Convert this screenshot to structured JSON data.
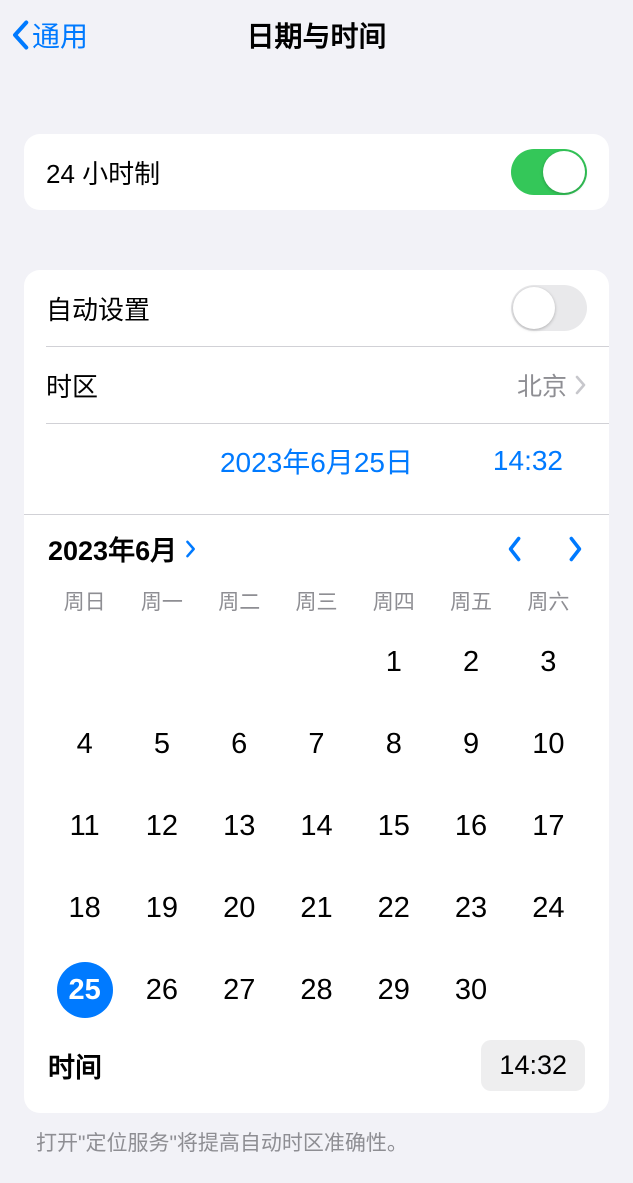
{
  "header": {
    "back": "通用",
    "title": "日期与时间"
  },
  "clock24": {
    "label": "24 小时制",
    "on": true
  },
  "autoset": {
    "label": "自动设置",
    "on": false
  },
  "timezone": {
    "label": "时区",
    "value": "北京"
  },
  "datetime": {
    "date": "2023年6月25日",
    "time": "14:32"
  },
  "calendar": {
    "month": "2023年6月",
    "weekdays": [
      "周日",
      "周一",
      "周二",
      "周三",
      "周四",
      "周五",
      "周六"
    ],
    "startOffset": 4,
    "daysInMonth": 30,
    "selected": 25,
    "timeLabel": "时间",
    "timeValue": "14:32"
  },
  "footer": "打开\"定位服务\"将提高自动时区准确性。"
}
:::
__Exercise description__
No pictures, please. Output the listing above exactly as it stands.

__Exercise solution__
Convert this screenshot to structured JSON data.
{
  "header": {
    "back": "通用",
    "title": "日期与时间"
  },
  "clock24": {
    "label": "24 小时制",
    "on": true
  },
  "autoset": {
    "label": "自动设置",
    "on": false
  },
  "timezone": {
    "label": "时区",
    "value": "北京"
  },
  "datetime": {
    "date": "2023年6月25日",
    "time": "14:32"
  },
  "calendar": {
    "month": "2023年6月",
    "weekdays": [
      "周日",
      "周一",
      "周二",
      "周三",
      "周四",
      "周五",
      "周六"
    ],
    "startOffset": 4,
    "daysInMonth": 30,
    "selected": 25,
    "timeLabel": "时间",
    "timeValue": "14:32"
  },
  "footer": "打开\"定位服务\"将提高自动时区准确性。"
}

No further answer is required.